Reproduce all entries below verbatim. Skip the pictures.
• • •
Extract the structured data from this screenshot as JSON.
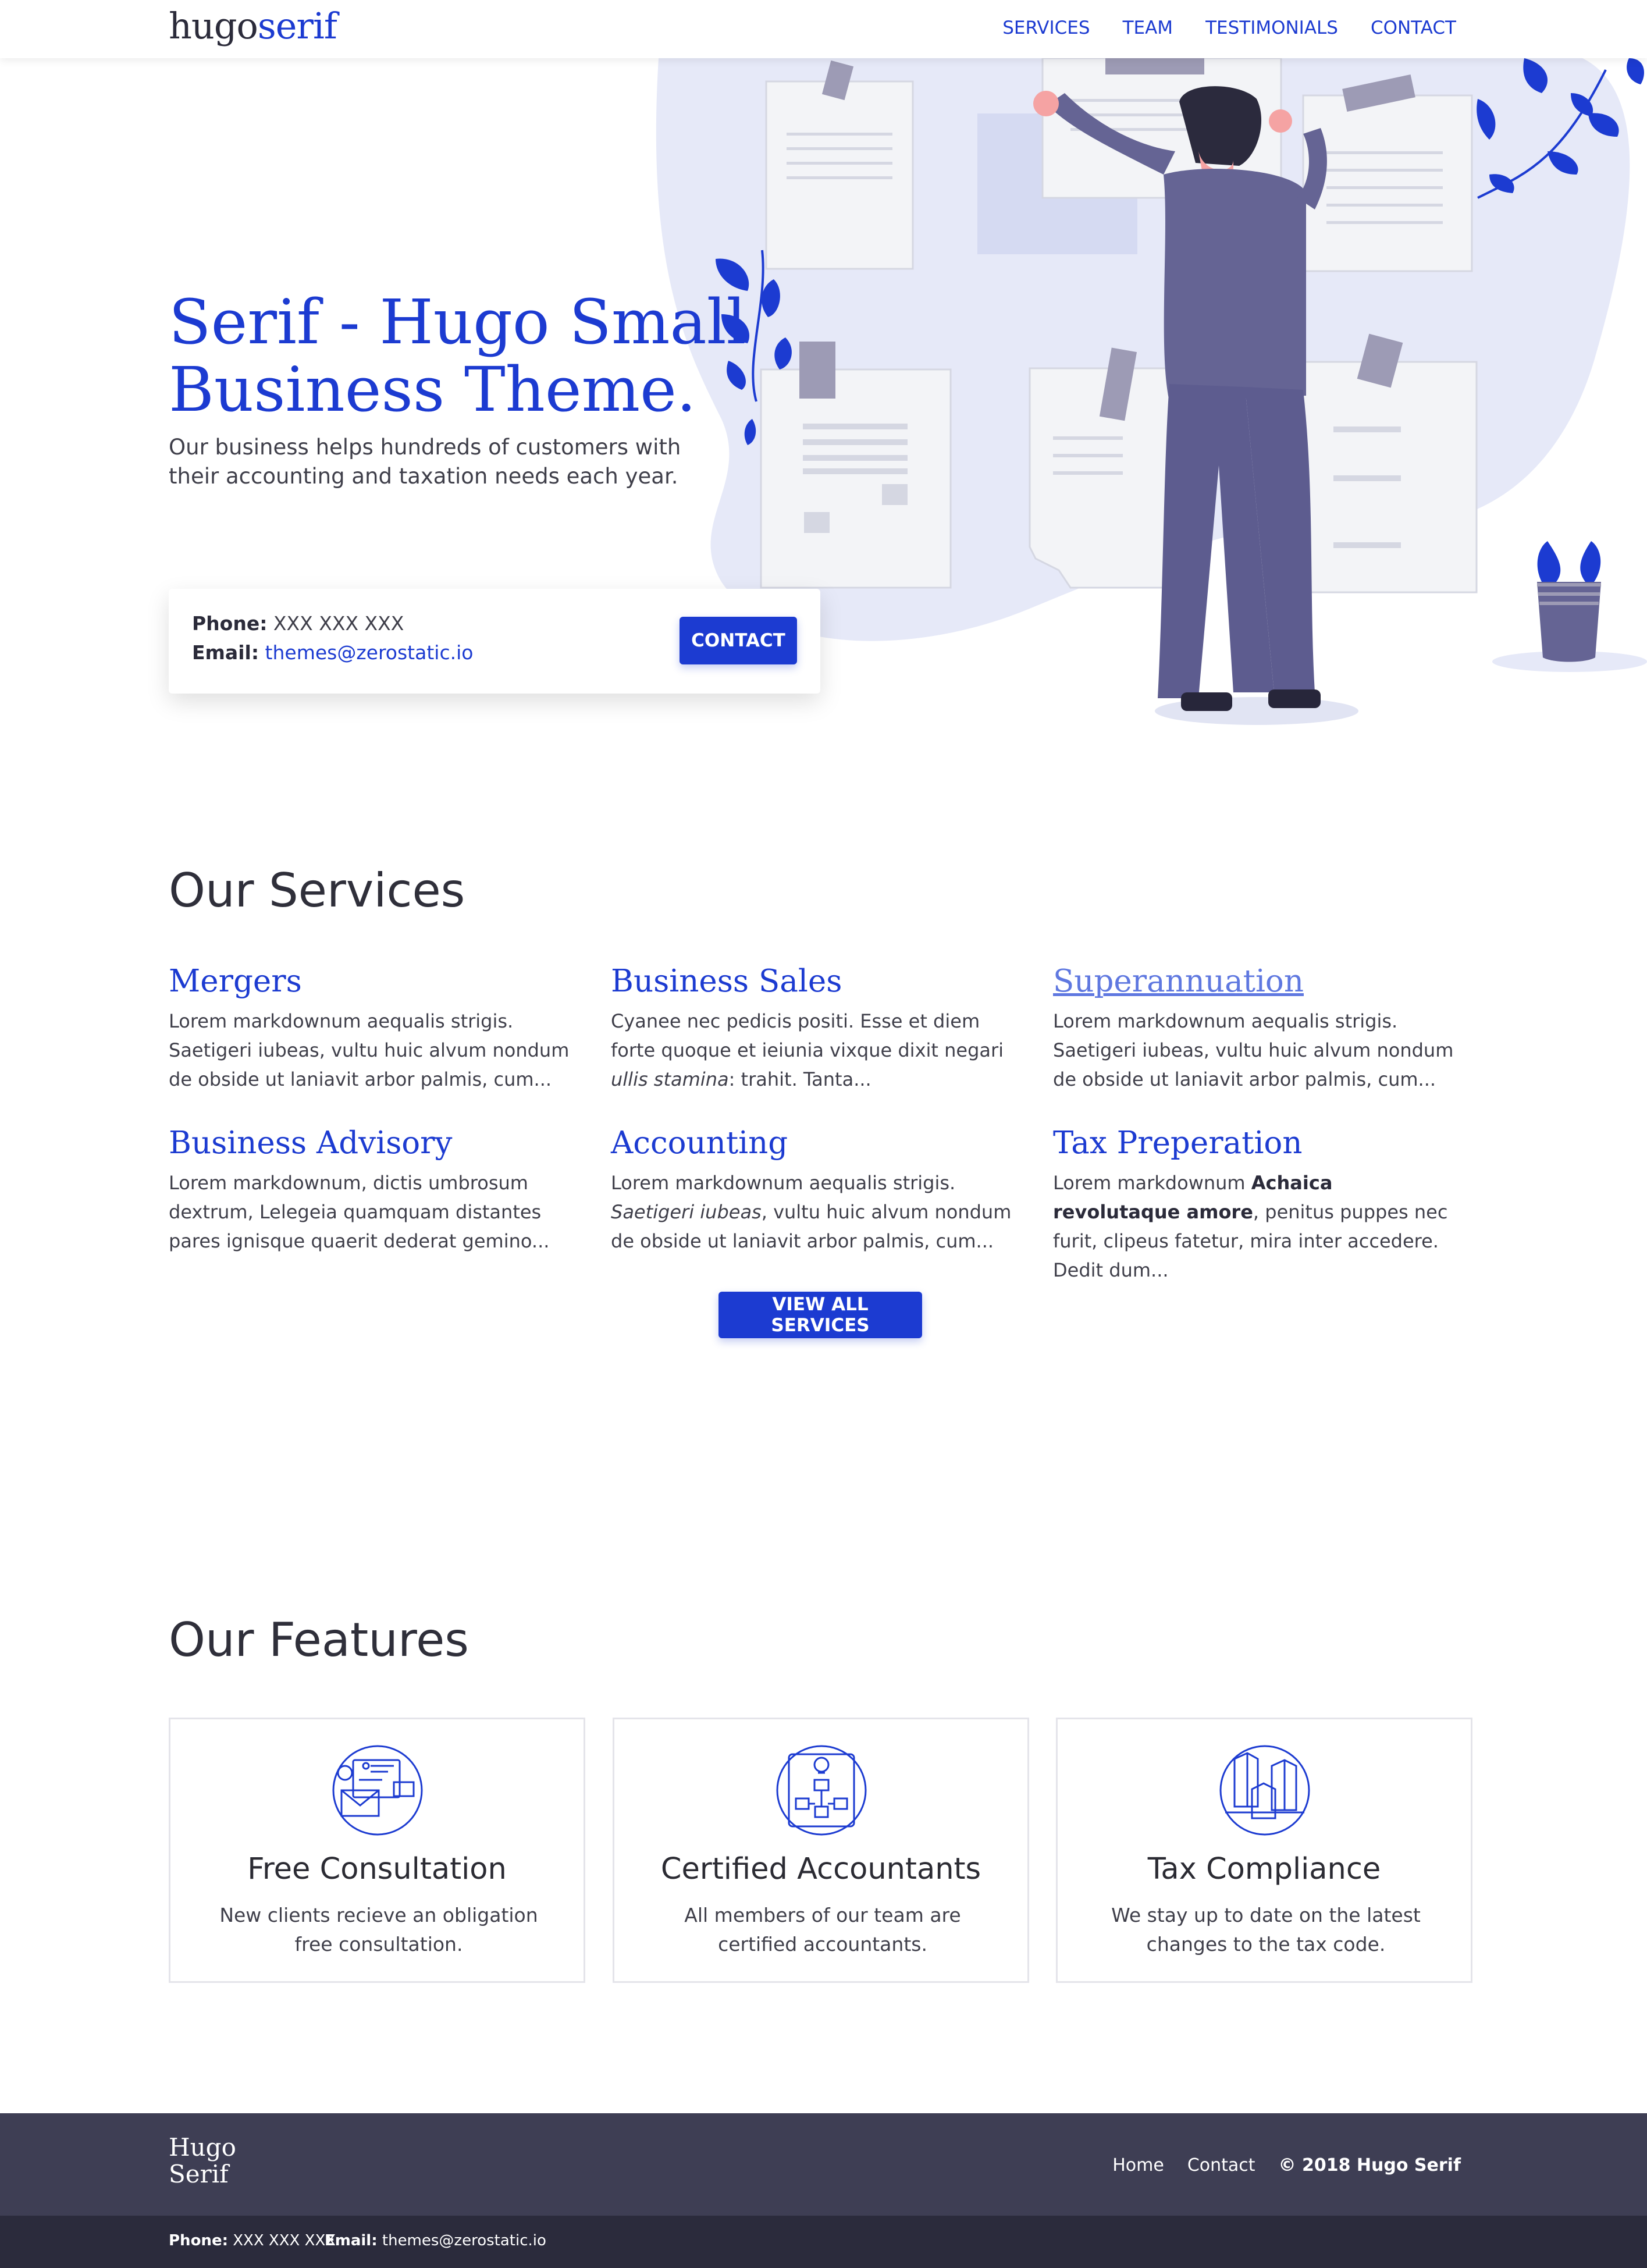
{
  "header": {
    "logo_prefix": "hugo",
    "logo_suffix": "serif",
    "nav": [
      "SERVICES",
      "TEAM",
      "TESTIMONIALS",
      "CONTACT"
    ]
  },
  "hero": {
    "title": "Serif - Hugo Small Business Theme.",
    "subtitle": "Our business helps hundreds of customers with their accounting and taxation needs each year.",
    "contact": {
      "phone_label": "Phone:",
      "phone": "XXX XXX XXX",
      "email_label": "Email:",
      "email": "themes@zerostatic.io",
      "button": "CONTACT"
    }
  },
  "services": {
    "title": "Our Services",
    "items": [
      {
        "title": "Mergers",
        "text": "Lorem markdownum aequalis strigis. Saetigeri iubeas, vultu huic alvum nondum de obside ut laniavit arbor palmis, cum..."
      },
      {
        "title": "Business Sales",
        "text_a": "Cyanee nec pedicis positi. Esse et diem forte quoque et ieiunia vixque dixit negari ",
        "text_em": "ullis stamina",
        "text_b": ": trahit. Tanta..."
      },
      {
        "title": "Superannuation",
        "text": "Lorem markdownum aequalis strigis. Saetigeri iubeas, vultu huic alvum nondum de obside ut laniavit arbor palmis, cum..."
      },
      {
        "title": "Business Advisory",
        "text": "Lorem markdownum, dictis umbrosum dextrum, Lelegeia quamquam distantes pares ignisque quaerit dederat gemino..."
      },
      {
        "title": "Accounting",
        "text_a": "Lorem markdownum aequalis strigis. ",
        "text_em": "Saetigeri iubeas",
        "text_b": ", vultu huic alvum nondum de obside ut laniavit arbor palmis, cum..."
      },
      {
        "title": "Tax Preperation",
        "text_a": "Lorem markdownum ",
        "text_strong": "Achaica revolutaque amore",
        "text_b": ", penitus puppes nec furit, clipeus fatetur, mira inter accedere. Dedit dum..."
      }
    ],
    "button": "VIEW ALL SERVICES"
  },
  "features": {
    "title": "Our Features",
    "items": [
      {
        "icon": "consultation-envelope-icon",
        "title": "Free Consultation",
        "text": "New clients recieve an obligation free consultation."
      },
      {
        "icon": "flowchart-idea-icon",
        "title": "Certified Accountants",
        "text": "All members of our team are certified accountants."
      },
      {
        "icon": "buildings-chart-icon",
        "title": "Tax Compliance",
        "text": "We stay up to date on the latest changes to the tax code."
      }
    ]
  },
  "footer": {
    "logo_line1": "Hugo",
    "logo_line2": "Serif",
    "links": [
      "Home",
      "Contact"
    ],
    "copyright": "© 2018 Hugo Serif",
    "phone_label": "Phone:",
    "phone": "XXX XXX XXX",
    "email_label": "Email:",
    "email": "themes@zerostatic.io"
  },
  "colors": {
    "accent": "#1c3bd1",
    "footer": "#3e3e54",
    "subfooter": "#2b2b3c"
  }
}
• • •
FINISHED TASK:
Extract the structured data from this screenshot as JSON.
{
  "header": {
    "logo_prefix": "hugo",
    "logo_suffix": "serif",
    "nav": [
      "SERVICES",
      "TEAM",
      "TESTIMONIALS",
      "CONTACT"
    ]
  },
  "hero": {
    "title": "Serif - Hugo Small Business Theme.",
    "subtitle": "Our business helps hundreds of customers with their accounting and taxation needs each year.",
    "contact": {
      "phone_label": "Phone:",
      "phone": "XXX XXX XXX",
      "email_label": "Email:",
      "email": "themes@zerostatic.io",
      "button": "CONTACT"
    }
  },
  "services": {
    "title": "Our Services",
    "items": [
      {
        "title": "Mergers",
        "text": "Lorem markdownum aequalis strigis. Saetigeri iubeas, vultu huic alvum nondum de obside ut laniavit arbor palmis, cum..."
      },
      {
        "title": "Business Sales",
        "text_a": "Cyanee nec pedicis positi. Esse et diem forte quoque et ieiunia vixque dixit negari ",
        "text_em": "ullis stamina",
        "text_b": ": trahit. Tanta..."
      },
      {
        "title": "Superannuation",
        "text": "Lorem markdownum aequalis strigis. Saetigeri iubeas, vultu huic alvum nondum de obside ut laniavit arbor palmis, cum..."
      },
      {
        "title": "Business Advisory",
        "text": "Lorem markdownum, dictis umbrosum dextrum, Lelegeia quamquam distantes pares ignisque quaerit dederat gemino..."
      },
      {
        "title": "Accounting",
        "text_a": "Lorem markdownum aequalis strigis. ",
        "text_em": "Saetigeri iubeas",
        "text_b": ", vultu huic alvum nondum de obside ut laniavit arbor palmis, cum..."
      },
      {
        "title": "Tax Preperation",
        "text_a": "Lorem markdownum ",
        "text_strong": "Achaica revolutaque amore",
        "text_b": ", penitus puppes nec furit, clipeus fatetur, mira inter accedere. Dedit dum..."
      }
    ],
    "button": "VIEW ALL SERVICES"
  },
  "features": {
    "title": "Our Features",
    "items": [
      {
        "icon": "consultation-envelope-icon",
        "title": "Free Consultation",
        "text": "New clients recieve an obligation free consultation."
      },
      {
        "icon": "flowchart-idea-icon",
        "title": "Certified Accountants",
        "text": "All members of our team are certified accountants."
      },
      {
        "icon": "buildings-chart-icon",
        "title": "Tax Compliance",
        "text": "We stay up to date on the latest changes to the tax code."
      }
    ]
  },
  "footer": {
    "logo_line1": "Hugo",
    "logo_line2": "Serif",
    "links": [
      "Home",
      "Contact"
    ],
    "copyright": "© 2018 Hugo Serif",
    "phone_label": "Phone:",
    "phone": "XXX XXX XXX",
    "email_label": "Email:",
    "email": "themes@zerostatic.io"
  },
  "colors": {
    "accent": "#1c3bd1",
    "footer": "#3e3e54",
    "subfooter": "#2b2b3c"
  }
}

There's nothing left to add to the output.